Yeah thanks alot for that. I haven't tested one out yet so just wanted to see if it would even be worth my time to look into a little more.(my sale dealer is 1 1/2-3 hours away, depending on traffic :dizzy: ) Thanks for all the other replies guys. You pretty much answered most of my questions now just to find time to take a ride to the dealer. :)

CarterKraft
09-09-2006, 10:22 AM
I am not sure if it was mentioned but the controls are now electro-hydraulic.

Also the axle hasn't yet been proven in this application but I can't wait to see how it performs, at this rate anything is better than the old Ford axle :hammerhead:.

We have been doing 2-4 brake jobs a month for the last year on 416 & 420D's I hope that will change.

Tigerotor77W
09-09-2006, 12:50 PM
CarterKraft, welcome to the site! Glad to have your additional expertise around.

I also hope the brakes have improved significantly; I know brake pressure (er, the force needed to apply the brakes) is much better. My university's biggest complaint with the 430Ds they have is the brakes, so to stop the Deere seepage into our campus, hopefully the 430E is improved enough. *crosses fingers*

CarterKraft
09-09-2006, 02:54 PM
If the D models are repaired using the newer Kevlar discs and the top secret piston seals the problems seem to end so... If you ever have to do any break work done I would demand the Kevlar discs and round piston seal that is in a TIB that most aren't aware of. The round seal allows the piston to return a greater distance when the pedal is released allowing more slack to exist between the piston and the discs.

Another benefit is if the brakes due shell, they won't wipe out the final drive planetarys like before.

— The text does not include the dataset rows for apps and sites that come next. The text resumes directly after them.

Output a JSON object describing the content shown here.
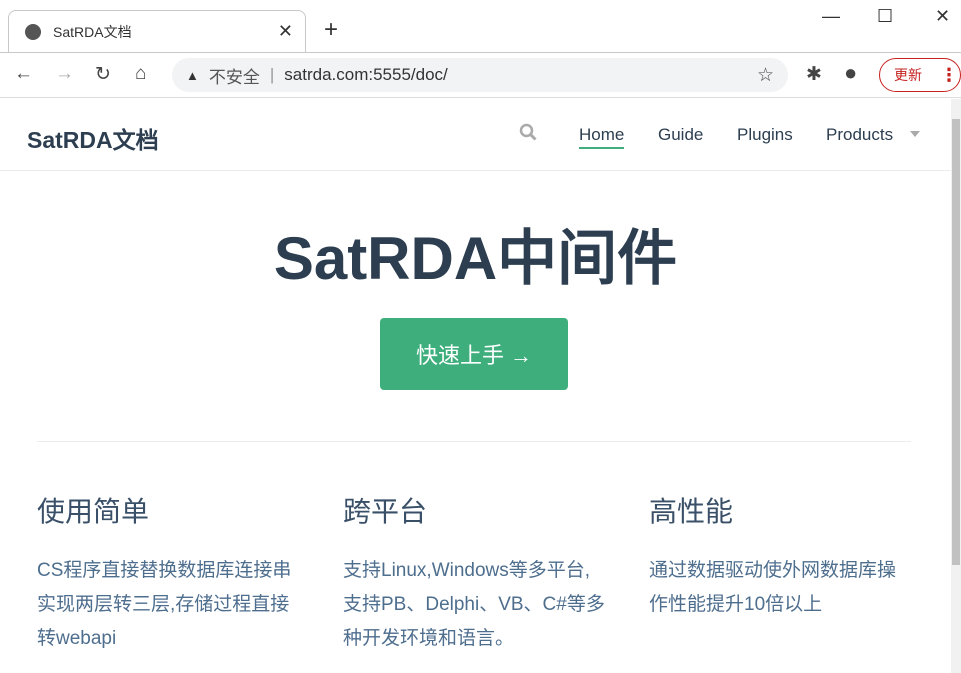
{
  "browser": {
    "tab_title": "SatRDA文档",
    "url_warning": "不安全",
    "url": "satrda.com:5555/doc/",
    "update_label": "更新",
    "icons": [
      "globe-icon",
      "close-icon",
      "plus-icon",
      "minimize-icon",
      "maximize-icon",
      "window-close-icon",
      "back-icon",
      "forward-icon",
      "reload-icon",
      "home-icon",
      "warning-icon",
      "star-icon",
      "extensions-icon",
      "profile-icon",
      "menu-icon"
    ]
  },
  "nav": {
    "brand": "SatRDA文档",
    "links": [
      {
        "label": "Home"
      },
      {
        "label": "Guide"
      },
      {
        "label": "Plugins"
      },
      {
        "label": "Products"
      }
    ],
    "accent": "#3eaf7c"
  },
  "hero": {
    "title_latin": "SatRDA",
    "title_cjk": "中间件",
    "cta": "快速上手 →"
  },
  "features": [
    {
      "title": "使用简单",
      "desc": "CS程序直接替换数据库连接串实现两层转三层,存储过程直接转webapi"
    },
    {
      "title": "跨平台",
      "desc": "支持Linux,Windows等多平台,支持PB、Delphi、VB、C#等多种开发环境和语言。"
    },
    {
      "title": "高性能",
      "desc": "通过数据驱动使外网数据库操作性能提升10倍以上"
    }
  ]
}
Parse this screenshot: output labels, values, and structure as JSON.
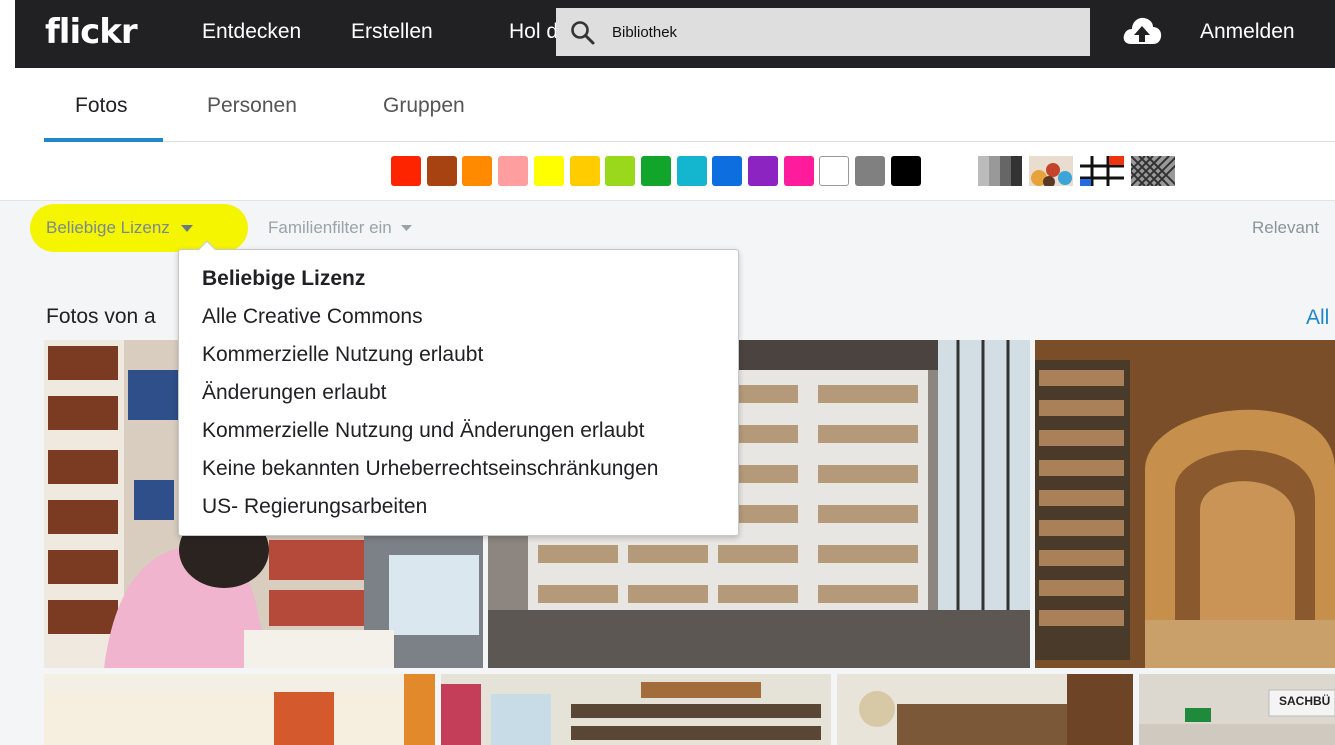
{
  "nav": {
    "logo": "flickr",
    "links": [
      "Entdecken",
      "Erstellen",
      "Hol di"
    ],
    "search_value": "Bibliothek",
    "signin": "Anmelden"
  },
  "tabs": [
    {
      "label": "Fotos",
      "active": true
    },
    {
      "label": "Personen",
      "active": false
    },
    {
      "label": "Gruppen",
      "active": false
    }
  ],
  "color_filters": [
    "#ff2400",
    "#a64310",
    "#ff8a00",
    "#ff9e9e",
    "#ffff00",
    "#ffcc00",
    "#99d81a",
    "#12a52c",
    "#14b6cf",
    "#0d6ee0",
    "#8c24c2",
    "#ff1c9c",
    "#ffffff",
    "#808080",
    "#000000"
  ],
  "style_filters": [
    "black-and-white-icon",
    "shallow-depth-of-field-icon",
    "minimalist-icon",
    "patterns-icon"
  ],
  "filters": {
    "license": "Beliebige Lizenz",
    "family": "Familienfilter ein",
    "sort": "Relevant"
  },
  "section": {
    "title": "Fotos von a",
    "view_all": "All"
  },
  "license_menu": {
    "items": [
      "Beliebige Lizenz",
      "Alle Creative Commons",
      "Kommerzielle Nutzung erlaubt",
      "Änderungen erlaubt",
      "Kommerzielle Nutzung und Änderungen erlaubt",
      "Keine bekannten Urheberrechtseinschränkungen",
      "US- Regierungsarbeiten"
    ],
    "selected_index": 0
  },
  "photos": {
    "sign_text": "SACHBÜ"
  },
  "colors": {
    "nav_bg": "#212124",
    "accent": "#1e88c8",
    "highlight": "#f5f500"
  }
}
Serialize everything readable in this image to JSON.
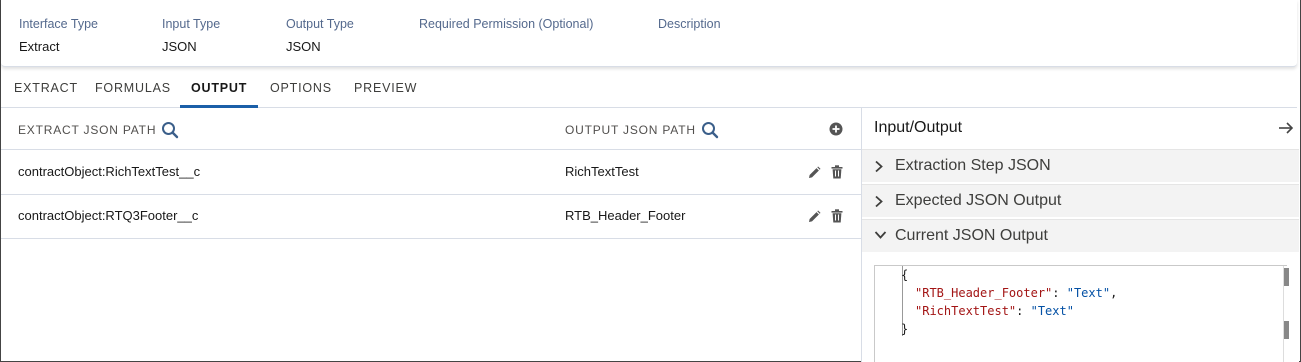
{
  "header": {
    "fields": [
      {
        "label": "Interface Type",
        "value": "Extract"
      },
      {
        "label": "Input Type",
        "value": "JSON"
      },
      {
        "label": "Output Type",
        "value": "JSON"
      },
      {
        "label": "Required Permission (Optional)",
        "value": ""
      },
      {
        "label": "Description",
        "value": ""
      }
    ]
  },
  "tabs": [
    {
      "label": "EXTRACT",
      "active": false
    },
    {
      "label": "FORMULAS",
      "active": false
    },
    {
      "label": "OUTPUT",
      "active": true
    },
    {
      "label": "OPTIONS",
      "active": false
    },
    {
      "label": "PREVIEW",
      "active": false
    }
  ],
  "grid": {
    "columns": [
      "EXTRACT JSON PATH",
      "OUTPUT JSON PATH"
    ],
    "rows": [
      {
        "extract_path": "contractObject:RichTextTest__c",
        "output_path": "RichTextTest"
      },
      {
        "extract_path": "contractObject:RTQ3Footer__c",
        "output_path": "RTB_Header_Footer"
      }
    ]
  },
  "panel": {
    "title": "Input/Output",
    "sections": [
      {
        "label": "Extraction Step JSON",
        "expanded": false
      },
      {
        "label": "Expected JSON Output",
        "expanded": false
      },
      {
        "label": "Current JSON Output",
        "expanded": true
      }
    ],
    "code": {
      "open": "{",
      "line1_key": "\"RTB_Header_Footer\"",
      "line1_value": "\"Text\"",
      "line2_key": "\"RichTextTest\"",
      "line2_value": "\"Text\"",
      "close": "}"
    }
  },
  "icons": {
    "search": "search-icon",
    "add": "add-icon",
    "edit": "edit-icon",
    "delete": "delete-icon",
    "arrow": "arrow-right-icon",
    "chevron_right": "chevron-right-icon",
    "chevron_down": "chevron-down-icon"
  },
  "colors": {
    "accent": "#1b5fa8",
    "icon": "#3b5f8a",
    "json_key": "#a31515",
    "json_string": "#0451a5"
  }
}
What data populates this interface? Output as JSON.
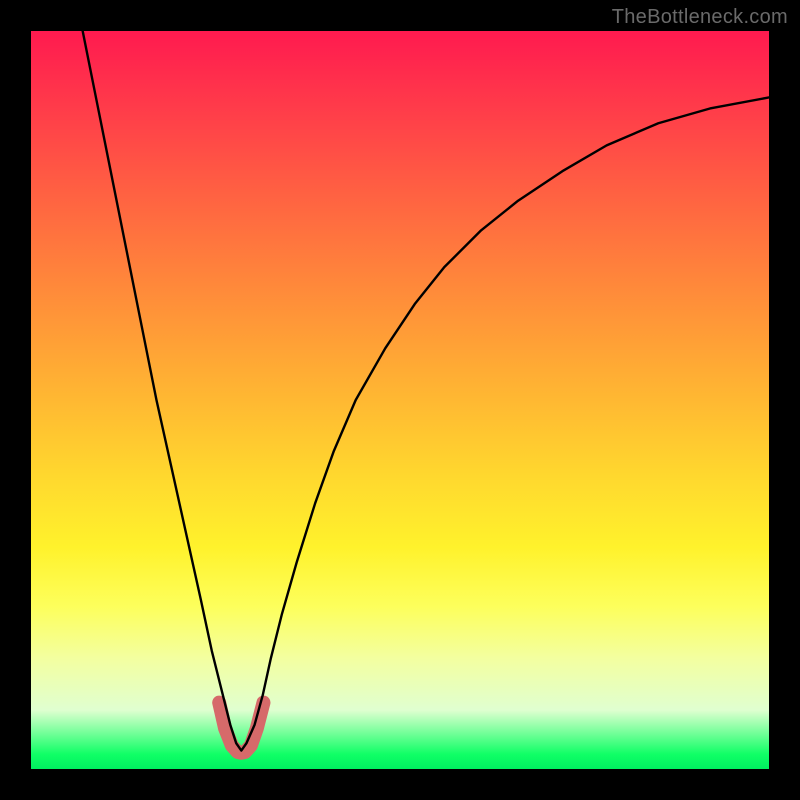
{
  "watermark": "TheBottleneck.com",
  "chart_data": {
    "type": "line",
    "title": "",
    "xlabel": "",
    "ylabel": "",
    "xlim": [
      0,
      100
    ],
    "ylim": [
      0,
      100
    ],
    "gradient_stops": [
      {
        "pct": 0,
        "color": "#ff1a4f"
      },
      {
        "pct": 10,
        "color": "#ff3a4a"
      },
      {
        "pct": 22,
        "color": "#ff6142"
      },
      {
        "pct": 35,
        "color": "#ff8a3a"
      },
      {
        "pct": 48,
        "color": "#ffb233"
      },
      {
        "pct": 60,
        "color": "#ffd72e"
      },
      {
        "pct": 70,
        "color": "#fff22c"
      },
      {
        "pct": 78,
        "color": "#fdff5c"
      },
      {
        "pct": 85,
        "color": "#f3ffa0"
      },
      {
        "pct": 92,
        "color": "#e0ffd0"
      },
      {
        "pct": 98,
        "color": "#10ff66"
      },
      {
        "pct": 100,
        "color": "#00f060"
      }
    ],
    "series": [
      {
        "name": "bottleneck-curve",
        "color": "#000000",
        "x": [
          7.0,
          9.0,
          11.0,
          13.0,
          15.0,
          17.0,
          19.0,
          21.0,
          23.0,
          24.5,
          26.0,
          27.0,
          27.8,
          28.5,
          29.2,
          30.3,
          31.4,
          32.5,
          34.0,
          36.0,
          38.5,
          41.0,
          44.0,
          48.0,
          52.0,
          56.0,
          61.0,
          66.0,
          72.0,
          78.0,
          85.0,
          92.0,
          100.0
        ],
        "y": [
          100.0,
          90.0,
          80.0,
          70.0,
          60.0,
          50.0,
          41.0,
          32.0,
          23.0,
          16.0,
          10.0,
          6.0,
          3.5,
          2.5,
          3.5,
          6.0,
          10.0,
          15.0,
          21.0,
          28.0,
          36.0,
          43.0,
          50.0,
          57.0,
          63.0,
          68.0,
          73.0,
          77.0,
          81.0,
          84.5,
          87.5,
          89.5,
          91.0
        ]
      },
      {
        "name": "trough-highlight",
        "color": "#d66a6a",
        "width": 14,
        "x": [
          25.5,
          26.3,
          27.2,
          28.0,
          28.5,
          29.0,
          29.8,
          30.6,
          31.5
        ],
        "y": [
          9.0,
          5.5,
          3.2,
          2.3,
          2.2,
          2.3,
          3.2,
          5.5,
          9.0
        ]
      }
    ]
  }
}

BTW this new axle is a derivitive of the Telehandler axle that they have run for along time with no problems.